Any of several evergreen plants of the genus Chimaphila in the heath family, especially C. umbellata, having white or pinkish flowers and formerly used as a medicinal herb. Also called prince's pine.

[Perhaps Eastern Abenaki kpi-pskwáhsawe, woods flower, pipsissewa.]


(Plants) any of several ericaceous plants of the Asian and American genus Chimaphila, having jagged evergreen leaves and white or pinkish flowers. Also called: wintergreen
[C19: from Cree pipisisikweu, literally: it breaks it into pieces, so called because it was believed to be efficacious in treating bladder stones]


(pɪpˈsɪs ə wə, -ˌwɔ)

n., pl. -was.
any of several evergreen plants of the genus Chimaphila, esp.
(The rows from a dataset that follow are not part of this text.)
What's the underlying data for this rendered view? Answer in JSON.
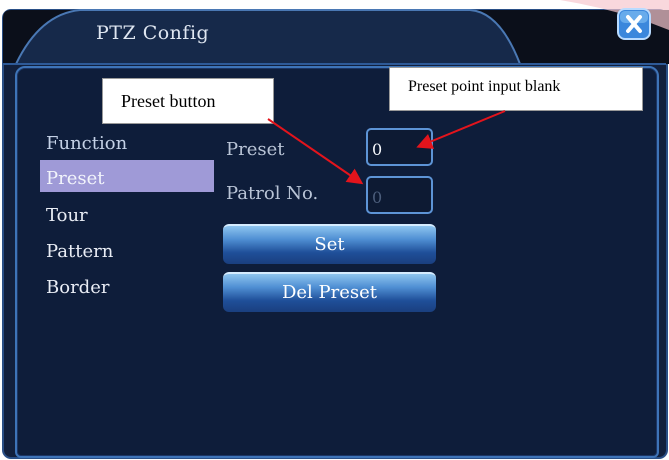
{
  "window": {
    "title": "PTZ Config",
    "close_icon": "close-icon"
  },
  "menu": {
    "header": "Function",
    "items": [
      {
        "label": "Preset",
        "selected": true
      },
      {
        "label": "Tour",
        "selected": false
      },
      {
        "label": "Pattern",
        "selected": false
      },
      {
        "label": "Border",
        "selected": false
      }
    ]
  },
  "form": {
    "preset_label": "Preset",
    "preset_value": "0",
    "patrol_label": "Patrol No.",
    "patrol_value": "0",
    "set_button": "Set",
    "del_preset_button": "Del Preset"
  },
  "annotations": {
    "preset_button_callout": "Preset button",
    "preset_input_callout": "Preset point input blank",
    "arrow_color": "#e3141c"
  },
  "colors": {
    "panel_bg": "#0e1d3a",
    "border_blue": "#3e74b8",
    "selection": "#9f9ad7",
    "button_gradient_top": "#8ec5ef",
    "button_gradient_bottom": "#1a3f7f"
  }
}
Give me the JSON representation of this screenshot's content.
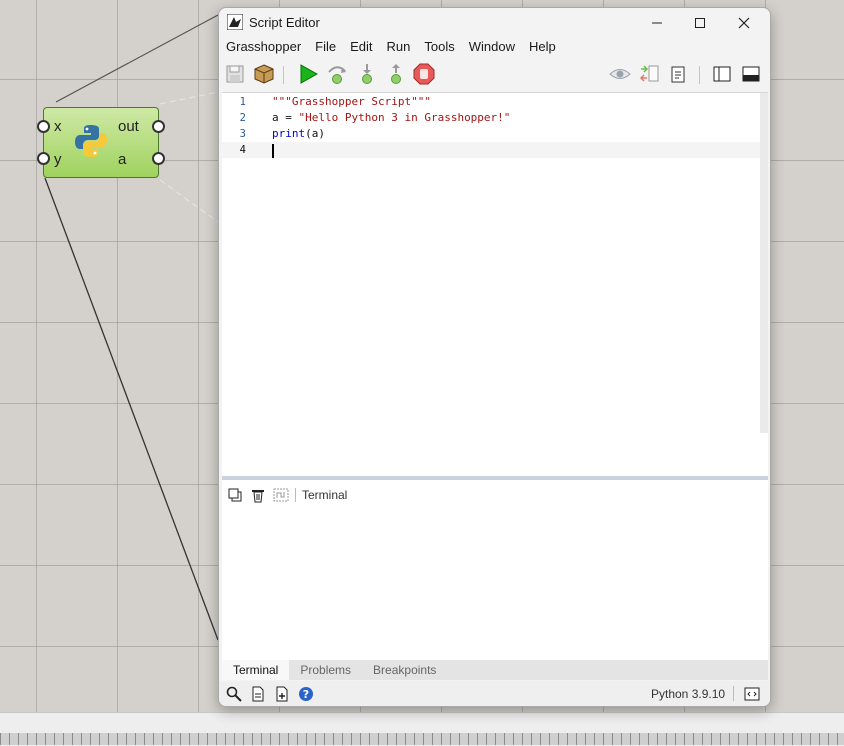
{
  "component": {
    "inputs": [
      "x",
      "y"
    ],
    "outputs": [
      "out",
      "a"
    ]
  },
  "window": {
    "title": "Script Editor",
    "controls": [
      "minimize-icon",
      "maximize-icon",
      "close-icon"
    ]
  },
  "menu": [
    "Grasshopper",
    "File",
    "Edit",
    "Run",
    "Tools",
    "Window",
    "Help"
  ],
  "toolbar_icons": [
    "save-icon",
    "package-icon",
    "run-icon",
    "step-over-icon",
    "step-into-icon",
    "step-out-icon",
    "stop-icon",
    "preview-eye-icon",
    "compare-icon",
    "clipboard-icon",
    "panel-left-icon",
    "panel-bottom-icon"
  ],
  "editor": {
    "lines": [
      {
        "num": "1",
        "text": "\"\"\"Grasshopper Script\"\"\""
      },
      {
        "num": "2",
        "text": "a = \"Hello Python 3 in Grasshopper!\""
      },
      {
        "num": "3",
        "text": "print(a)"
      },
      {
        "num": "4",
        "text": ""
      }
    ],
    "colors": {
      "string": "#a31515",
      "keyword": "#0000cc",
      "linenum": "#2c5a9e"
    }
  },
  "terminal": {
    "label": "Terminal",
    "icons": [
      "copy-icon",
      "trash-icon",
      "wrap-icon"
    ]
  },
  "tabs": [
    {
      "label": "Terminal",
      "active": true
    },
    {
      "label": "Problems",
      "active": false
    },
    {
      "label": "Breakpoints",
      "active": false
    }
  ],
  "status": {
    "version": "Python 3.9.10",
    "icons": [
      "search-icon",
      "new-file-icon",
      "add-file-icon",
      "help-icon",
      "code-toggle-icon"
    ]
  }
}
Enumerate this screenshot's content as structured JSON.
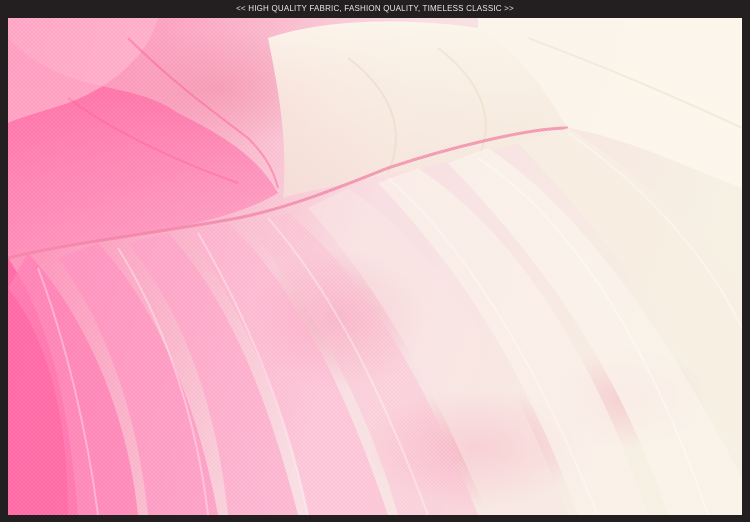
{
  "banner": {
    "text": "<< HIGH QUALITY FABRIC, FASHION QUALITY, TIMELESS CLASSIC >>"
  },
  "photo": {
    "subject": "tulle-skirt-closeup",
    "colors": {
      "frame": "#231f20",
      "hot_pink": "#ff6ea6",
      "soft_pink": "#f7b9cb",
      "pale_pink": "#fde2ea",
      "cream": "#f5efe1",
      "ivory": "#faf6ee"
    }
  }
}
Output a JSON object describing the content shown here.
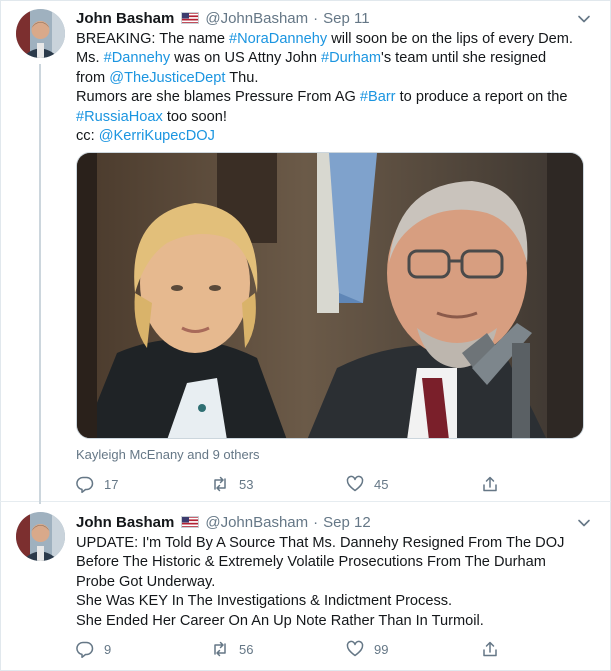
{
  "tweets": [
    {
      "author_name": "John Basham",
      "author_handle": "@JohnBasham",
      "date": "Sep 11",
      "flag_icon": "us-flag-icon",
      "avatar_icon": "avatar-photo",
      "body_parts": [
        {
          "text": "BREAKING: The name ",
          "link": false
        },
        {
          "text": "#NoraDannehy",
          "link": true
        },
        {
          "text": " will soon be on the lips of every Dem.\nMs. ",
          "link": false
        },
        {
          "text": "#Dannehy",
          "link": true
        },
        {
          "text": " was on US Attny John ",
          "link": false
        },
        {
          "text": "#Durham",
          "link": true
        },
        {
          "text": "'s team until she resigned\nfrom ",
          "link": false
        },
        {
          "text": "@TheJusticeDept",
          "link": true
        },
        {
          "text": " Thu.\nRumors are she blames Pressure From AG ",
          "link": false
        },
        {
          "text": "#Barr",
          "link": true
        },
        {
          "text": " to produce a report on the\n",
          "link": false
        },
        {
          "text": "#RussiaHoax",
          "link": true
        },
        {
          "text": " too soon!\ncc: ",
          "link": false
        },
        {
          "text": "@KerriKupecDOJ",
          "link": true
        }
      ],
      "liked_by": "Kayleigh McEnany and 9 others",
      "stats": {
        "replies": "17",
        "retweets": "53",
        "likes": "45"
      }
    },
    {
      "author_name": "John Basham",
      "author_handle": "@JohnBasham",
      "date": "Sep 12",
      "flag_icon": "us-flag-icon",
      "avatar_icon": "avatar-photo",
      "body_parts": [
        {
          "text": "UPDATE: I'm Told By A Source That Ms. Dannehy Resigned From The DOJ\nBefore The Historic & Extremely Volatile Prosecutions From The Durham\nProbe Got Underway.\nShe Was KEY In The Investigations & Indictment Process.\nShe Ended Her Career On An Up Note Rather Than In Turmoil.",
          "link": false
        }
      ],
      "stats": {
        "replies": "9",
        "retweets": "56",
        "likes": "99"
      }
    }
  ],
  "colors": {
    "link": "#1b95e0",
    "muted": "#657786",
    "border": "#e6ecf0"
  },
  "icons": {
    "reply": "reply-icon",
    "retweet": "retweet-icon",
    "like": "heart-icon",
    "share": "share-icon",
    "more": "chevron-down-icon"
  }
}
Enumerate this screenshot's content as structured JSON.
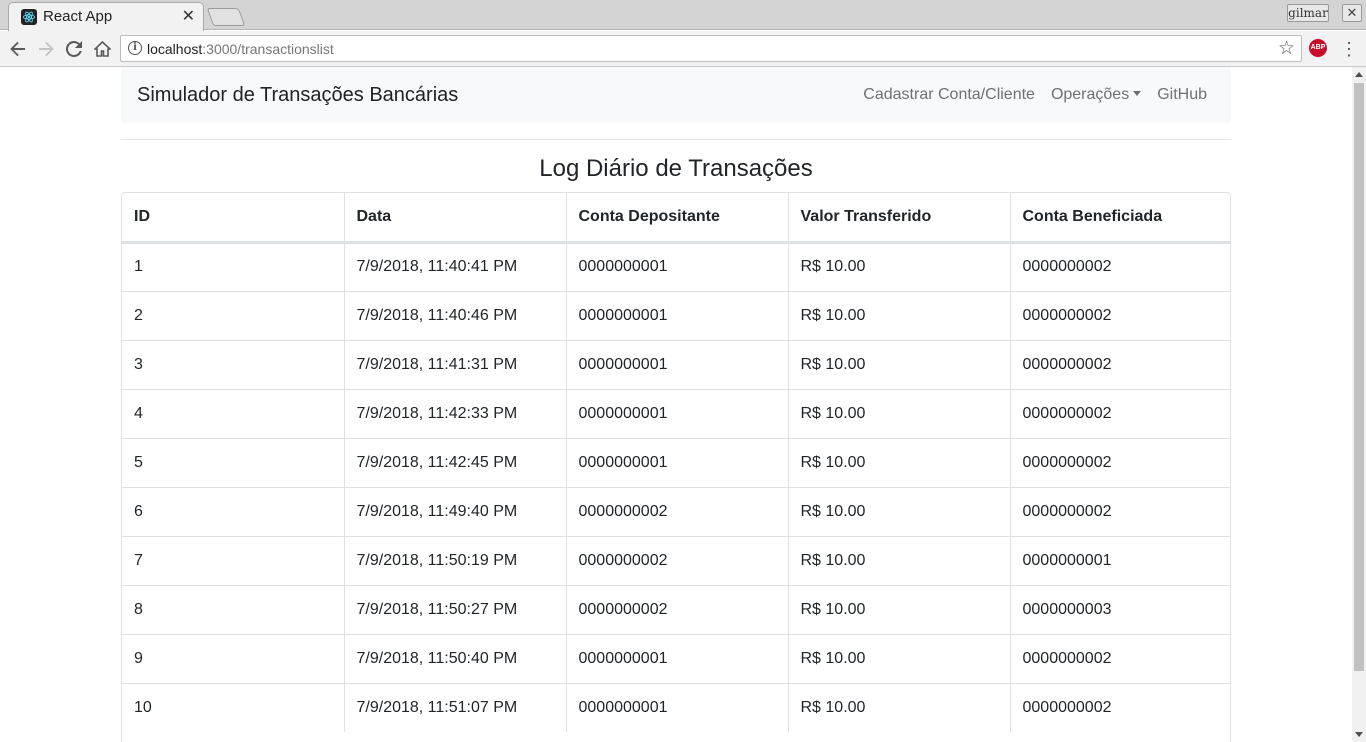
{
  "browser": {
    "tab_title": "React App",
    "tab_close": "✕",
    "profile": "gilmar",
    "window_close": "✕",
    "url_host": "localhost",
    "url_path": ":3000/transactionslist",
    "icons": [
      "back-icon",
      "forward-icon",
      "reload-icon",
      "home-icon",
      "info-icon",
      "bookmark-star-icon",
      "adblock-icon",
      "menu-icon"
    ],
    "abp_label": "ABP"
  },
  "navbar": {
    "brand": "Simulador de Transações Bancárias",
    "links": {
      "register": "Cadastrar Conta/Cliente",
      "operations": "Operações",
      "github": "GitHub"
    }
  },
  "page": {
    "title": "Log Diário de Transações"
  },
  "table": {
    "headers": [
      "ID",
      "Data",
      "Conta Depositante",
      "Valor Transferido",
      "Conta Beneficiada"
    ],
    "rows": [
      [
        "1",
        "7/9/2018, 11:40:41 PM",
        "0000000001",
        "R$ 10.00",
        "0000000002"
      ],
      [
        "2",
        "7/9/2018, 11:40:46 PM",
        "0000000001",
        "R$ 10.00",
        "0000000002"
      ],
      [
        "3",
        "7/9/2018, 11:41:31 PM",
        "0000000001",
        "R$ 10.00",
        "0000000002"
      ],
      [
        "4",
        "7/9/2018, 11:42:33 PM",
        "0000000001",
        "R$ 10.00",
        "0000000002"
      ],
      [
        "5",
        "7/9/2018, 11:42:45 PM",
        "0000000001",
        "R$ 10.00",
        "0000000002"
      ],
      [
        "6",
        "7/9/2018, 11:49:40 PM",
        "0000000002",
        "R$ 10.00",
        "0000000002"
      ],
      [
        "7",
        "7/9/2018, 11:50:19 PM",
        "0000000002",
        "R$ 10.00",
        "0000000001"
      ],
      [
        "8",
        "7/9/2018, 11:50:27 PM",
        "0000000002",
        "R$ 10.00",
        "0000000003"
      ],
      [
        "9",
        "7/9/2018, 11:50:40 PM",
        "0000000001",
        "R$ 10.00",
        "0000000002"
      ],
      [
        "10",
        "7/9/2018, 11:51:07 PM",
        "0000000001",
        "R$ 10.00",
        "0000000002"
      ]
    ]
  }
}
C. umbellata, the leaves of which are used medicinally for their tonic, diuretic, and astringent properties.
[1780–90, Amer.; perhaps < Eastern Abenaki kpi-pskwáhsawe literally, flower of the woods]
ThesaurusAntonymsRelated WordsSynonymsLegend:
Noun1.pipsissewa - any of several plants of the genus Chimaphilapipsissewa - any of several plants of the genus Chimaphila
herb, herbaceous plant - a plant lacking a permanent woody stem; many are flowering garden plants or potherbs; some having medicinal properties; some are pests
Chimaphila, genus Chimaphila - small genus of evergreen herbs with long creeping rootstocks and shining leaves; North America; Europe; east Asia
Chimaphila corymbosa, Chimaphila umbellata, love-in-winter, western prince's pine - Eurasian herb with white or pinkish flowers in a terminal corymb
References in periodicals archive ?
Wet pinegrass and sunstruck lupine, midmorning in July; pipsissewa and bunchberry dogwood, cream-scented, mingling with the drier scent of paintbrush and the wet fur of a deer's belly from where it has just crashed through the sedgy marsh (that rich waterspray vaporizing in the rising warmth of the day).
Spotted wintergreen, also known by its Indian name, Pipsissewa, is currently the main attraction.